an issue-based project for the unit of internationalism which involved designing tshirts to raise money to sponsor the resettlement of a Syrian refugee family to
Canada. Each topic within the internationalism unit was studied through the lens of
the crisis in Syria and guided by the question, based on your new understandings
of internationalism and Canadas role in Syria, how should Canada respond to the
crisis in Syria?. This question was designed with the intention of engaging students
with an international issue that affects them as individuals, while also meeting the
criteria developed in the Program of Study (POS). I hoped to develop within the
students a sense of advocacy as individuals and a deeper understanding of
empathy. I quickly discovered that students were very involved and engaged with
the design process but were more compliant or less engaged with the concept of
the project. For example, students had little interest in the sponsorship of refugees
and were more interested in reasons for non-involvement.
While my intention for the project was not necessarily for it to get off the
ground, but rather to develop empathy, compassion, and create active citizens that
are engaged with global issues, the learning that took place during the unit was less
worthwhile than I imagined it would be (Alberta Education, 2005). I think the
process of designing the t-shirt and the campaign could have been more meaningful
if it had come after the crisis in Syria had been studied. For example, by having
students explore the historical context of the civil war and the ways in which
Canada responded to the crisis, both in terms of military and humanitarianism,
instead of in conjunction with the campaign designing, students could have
developed a greater sense of historical thinking, empathy, and understandings of
international involvement/non-involvement. Students could have then designed a tshirt that was even more representative of the people and the crisis using their

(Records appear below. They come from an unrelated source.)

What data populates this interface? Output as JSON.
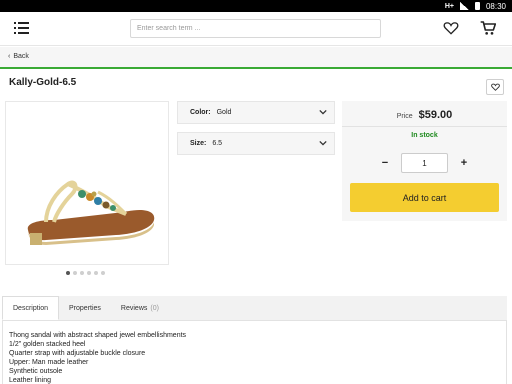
{
  "status_bar": {
    "network": "H+",
    "time": "08:30"
  },
  "header": {
    "search_placeholder": "Enter search term ...",
    "icons": {
      "menu": "hamburger-menu-icon",
      "wishlist": "heart-icon",
      "cart": "cart-icon"
    }
  },
  "nav": {
    "back_label": "Back"
  },
  "product": {
    "title": "Kally-Gold-6.5",
    "image_count": 6,
    "active_image": 1,
    "attributes": [
      {
        "label": "Color:",
        "value": "Gold"
      },
      {
        "label": "Size:",
        "value": "6.5"
      }
    ],
    "price_label": "Price",
    "price": "$59.00",
    "stock": "In stock",
    "quantity": "1",
    "minus_label": "−",
    "plus_label": "+",
    "add_to_cart_label": "Add to cart"
  },
  "tabs": [
    {
      "label": "Description",
      "count": ""
    },
    {
      "label": "Properties",
      "count": ""
    },
    {
      "label": "Reviews",
      "count": "(0)"
    }
  ],
  "description_lines": [
    "Thong sandal with abstract shaped jewel embellishments",
    "1/2\" golden stacked heel",
    "Quarter strap with adjustable buckle closure",
    "Upper: Man made leather",
    "Synthetic outsole",
    "Leather lining"
  ],
  "colors": {
    "accent_green": "#3aaa35",
    "cart_yellow": "#f4cd30",
    "stock_green": "#1e8a1e"
  }
}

understandings and the deeper sense of empathy they developed. Another element
that could have increased engagement would have been having a representative

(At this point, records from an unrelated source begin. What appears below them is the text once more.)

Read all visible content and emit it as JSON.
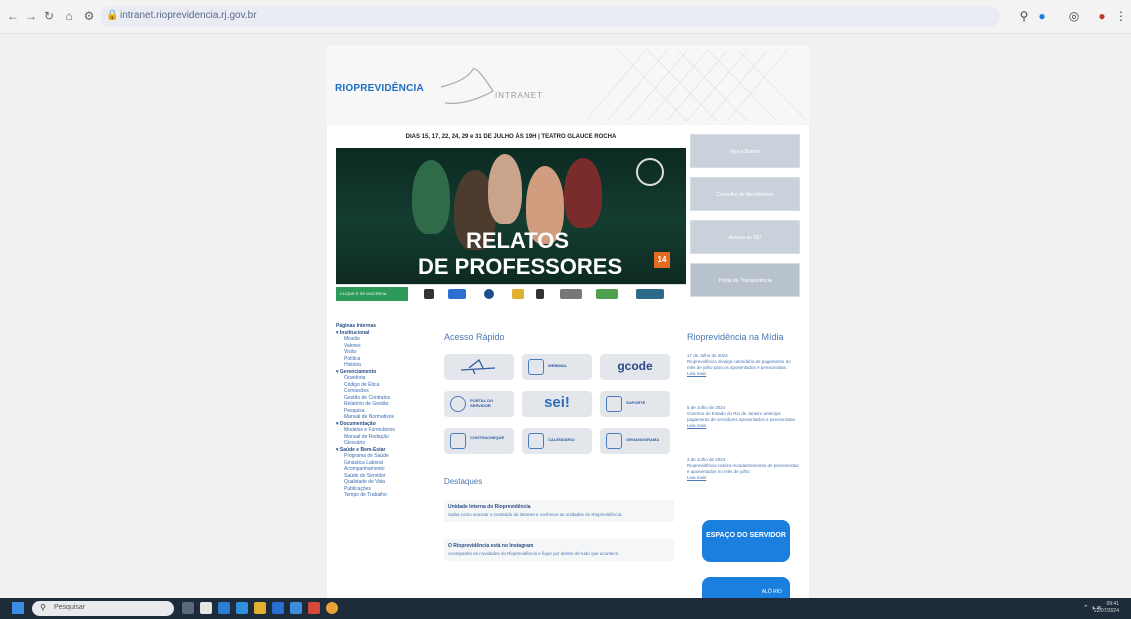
{
  "browser": {
    "url": "intranet.rioprevidencia.rj.gov.br"
  },
  "header": {
    "logo": "RIOPREVIDÊNCIA",
    "intranet": "INTRANET"
  },
  "banner": {
    "date_line": "DIAS 15, 17, 22, 24, 29 e 31 DE JULHO ÀS 19H | TEATRO GLAUCE ROCHA",
    "title_line1": "RELATOS",
    "title_line2": "DE PROFESSORES",
    "rating": "14",
    "sponsor_tag": "CLIQUE E SE INSCREVA"
  },
  "side_buttons": [
    "Veja o Banner",
    "Conselho de Atendimento",
    "Acesso ao SEI",
    "Portal da Transparência"
  ],
  "left_nav": [
    {
      "section": "Páginas Internas",
      "items": []
    },
    {
      "section": "Institucional",
      "items": [
        "Missão",
        "Valores",
        "Visão",
        "Política",
        "História"
      ]
    },
    {
      "section": "Gerenciamento",
      "items": [
        "Ouvidoria",
        "Código de Ética",
        "Comissões",
        "Gestão de Contratos",
        "Relatório de Gestão",
        "Pesquisa",
        "Manual de Normativos"
      ]
    },
    {
      "section": "Documentação",
      "items": [
        "Modelos e Formulários",
        "Manual de Redação",
        "Glossário"
      ]
    },
    {
      "section": "Saúde e Bem-Estar",
      "items": [
        "Programa de Saúde",
        "Ginástica Laboral",
        "Acompanhamento",
        "Saúde do Servidor",
        "Qualidade de Vida",
        "Publicações",
        "Tempo de Trabalho"
      ]
    }
  ],
  "acesso_rapido": {
    "title": "Acesso Rápido",
    "tiles": [
      {
        "label": "",
        "icon": "plane-icon"
      },
      {
        "label": "WEBMAIL",
        "icon": "monitor-icon"
      },
      {
        "label": "gcode",
        "icon": ""
      },
      {
        "label": "PORTAL DO SERVIDOR",
        "icon": "person-icon"
      },
      {
        "label": "sei!",
        "icon": ""
      },
      {
        "label": "SUPORTE",
        "icon": "headset-icon"
      },
      {
        "label": "CONTRACHEQUE",
        "icon": "doc-icon"
      },
      {
        "label": "CALENDÁRIO",
        "icon": "calendar-icon"
      },
      {
        "label": "ORGANOGRAMA",
        "icon": "org-icon"
      }
    ]
  },
  "destaques": {
    "title": "Destaques",
    "items": [
      {
        "title": "Unidade Interna do Rioprevidência",
        "desc": "Saiba como acessar o conteúdo da intranet e conhecer as unidades do Rioprevidência."
      },
      {
        "title": "O Rioprevidência está no Instagram",
        "desc": "Acompanhe as novidades do Rioprevidência e fique por dentro de tudo que acontece."
      }
    ]
  },
  "midia": {
    "title": "Rioprevidência na Mídia",
    "items": [
      {
        "date": "17 de Julho de 2024",
        "text": "Rioprevidência divulga calendário de pagamento do mês de julho para os aposentados e pensionistas.",
        "link": "Leia mais"
      },
      {
        "date": "5 de Julho de 2024",
        "text": "Governo do Estado do Rio de Janeiro antecipa pagamento de servidores aposentados e pensionistas.",
        "link": "Leia mais"
      },
      {
        "date": "3 de Julho de 2024",
        "text": "Rioprevidência realiza recadastramento de pensionistas e aposentados no mês de julho.",
        "link": "Leia mais"
      }
    ],
    "espaco_btn": "ESPAÇO DO SERVIDOR",
    "blue_btn": "ALÔ RIO"
  },
  "taskbar": {
    "search_placeholder": "Pesquisar",
    "time": "09:41",
    "date": "22/07/2024"
  },
  "colors": {
    "accent": "#1b7fe0",
    "link": "#4a78b3",
    "side_button": "#c9d1da"
  }
}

from an international organization involved in the immigration process or someone
partaking in a similar campaign come in and discuss business strategies and
humanitarianism with students. An area of my own practice I could improve as a

result of my experimentation with this project is more deliberate and careful


designing. While I avoided the text-book transmission based approach to social
studies learning and teaching, I needed more intentional and focused attention to
curriculum design to increase worthwhile learning for students.

References
Alberta Education. (2005). 20-level Programs of Study: Social Studies. Edmonton,
AB: Alberta Education.
Retrieved from
https://education.alberta.ca/media/160210/program-of-study-grade-11.pdf
Aoki, T. (2005). Teaching as in-dwelling between two curriculum worlds. Mahwah, NJ,
USA: Lawrence
Erbaum.